By Joe Pinchot
Herald Staff Writer
State Supreme Court on Tuesday declined to hear an appeal in an unusual case in which Superior Court ordered a local judge to increase the penalty against a man sentenced for animal cruelty.
Shannon Clarke, 37, formerly of Sharpsville, pleaded no contest to a charge of cruelty to animals for his alleged harming of a dog placed in his care by his ex-girlfriend, who was entering a five-day drug detox program in March 2011.
The dog suffered “gruesome wounds,” a prosecutor said, that caused some of its skin to come off. The dog’s teeth had been punched in and it was beaten and burned, officials said.
Clarke also abandoned the dog in downtown Sharon.
Mercer County Common Pleas Court Judge Thomas R. Dobson sentenced Clarke to 6 to 18 months in jail.
Clarke argued on appeal that the judge had no authority to impose a jail sentence, and that the sentence was excessive. He tried to show the sole penalty under state law for his crime was a fine of at least $500.
A three-judge panel of Superior Court said the General Assembly was not specific in the law concerning the killing, maiming or poisoning of domestic or zoo animals as to whether a judge may impose a prison sentence, although it labels the crime a second-degree misdemeanor.
Superior Court judges Correale F. Stevens and Sallie Mundy said in July the default sentencing provisions for second-degree misdemeanors allows a judge to impose a jail term.
Judge James J. Fitzgerald III dissented, saying the fine specified is different than what would be imposed under default sentencing provisions, and the General Assembly specified a fine but not language about incarceration.
The law is ambiguous, Fitzgerald said, adding that the courts work by a general principle that ambiguities should be interpreted in favor of the defendants.
All three judges agreed Dobson was required to impose a fine.

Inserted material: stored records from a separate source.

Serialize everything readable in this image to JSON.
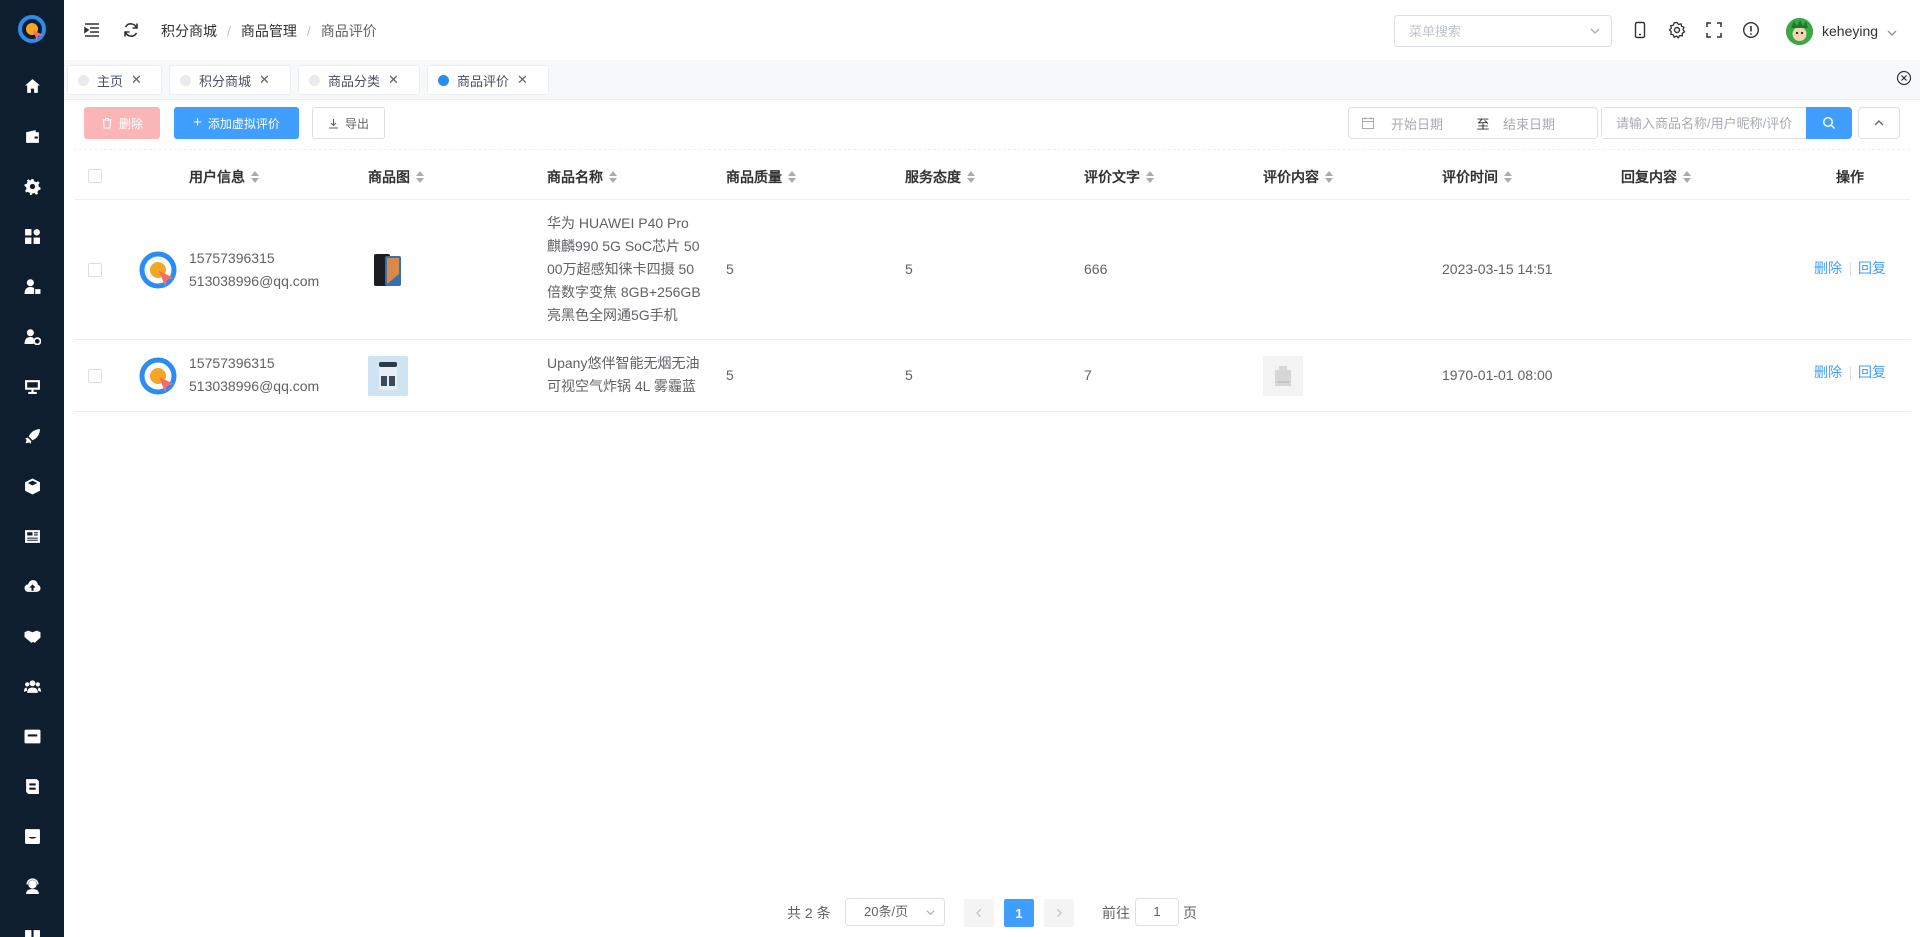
{
  "sidebar": {
    "logo": "app-logo",
    "items": [
      {
        "icon": "home-icon"
      },
      {
        "icon": "wallet-icon"
      },
      {
        "icon": "gear-icon"
      },
      {
        "icon": "grid-icon"
      },
      {
        "icon": "user-lock-icon"
      },
      {
        "icon": "user-settings-icon"
      },
      {
        "icon": "monitor-icon"
      },
      {
        "icon": "rocket-icon"
      },
      {
        "icon": "box-icon"
      },
      {
        "icon": "newspaper-icon"
      },
      {
        "icon": "cloud-upload-icon"
      },
      {
        "icon": "handshake-icon"
      },
      {
        "icon": "users-icon"
      },
      {
        "icon": "ticket-icon"
      },
      {
        "icon": "store-icon"
      },
      {
        "icon": "message-icon"
      },
      {
        "icon": "support-icon"
      },
      {
        "icon": "book-icon"
      }
    ]
  },
  "header": {
    "breadcrumb": [
      "积分商城",
      "商品管理",
      "商品评价"
    ],
    "menu_search_placeholder": "菜单搜索",
    "username": "keheying"
  },
  "tabs": [
    {
      "label": "主页",
      "active": false
    },
    {
      "label": "积分商城",
      "active": false
    },
    {
      "label": "商品分类",
      "active": false
    },
    {
      "label": "商品评价",
      "active": true
    }
  ],
  "toolbar": {
    "delete_label": "删除",
    "add_virtual_label": "添加虚拟评价",
    "export_label": "导出",
    "start_date_placeholder": "开始日期",
    "range_separator": "至",
    "end_date_placeholder": "结束日期",
    "search_placeholder": "请输入商品名称/用户昵称/评价"
  },
  "table": {
    "columns": [
      "用户信息",
      "商品图",
      "商品名称",
      "商品质量",
      "服务态度",
      "评价文字",
      "评价内容",
      "评价时间",
      "回复内容",
      "操作"
    ],
    "rows": [
      {
        "phone": "15757396315",
        "email": "513038996@qq.com",
        "product_name_lines": [
          "华为 HUAWEI P40 Pro",
          "麒麟990 5G SoC芯片 50",
          "00万超感知徕卡四摄 50",
          "倍数字变焦 8GB+256GB",
          "亮黑色全网通5G手机"
        ],
        "quality": "5",
        "service": "5",
        "comment_text": "666",
        "time": "2023-03-15 14:51",
        "reply": "",
        "op_delete": "删除",
        "op_reply": "回复"
      },
      {
        "phone": "15757396315",
        "email": "513038996@qq.com",
        "product_name_lines": [
          "Upany悠伴智能无烟无油",
          "可视空气炸锅 4L 雾霾蓝"
        ],
        "quality": "5",
        "service": "5",
        "comment_text": "7",
        "time": "1970-01-01 08:00",
        "reply": "",
        "op_delete": "删除",
        "op_reply": "回复"
      }
    ]
  },
  "pagination": {
    "total_text": "共 2 条",
    "page_size": "20条/页",
    "current_page": "1",
    "goto_prefix": "前往",
    "goto_value": "1",
    "goto_suffix": "页"
  },
  "colors": {
    "sidebar_bg": "#0f1e2e",
    "primary": "#409eff",
    "danger_disabled": "#fab6b6"
  }
}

The court sent the case back to Dobson to set a fine of at least $500.
Dobson has not acted while the case has pended on appeal.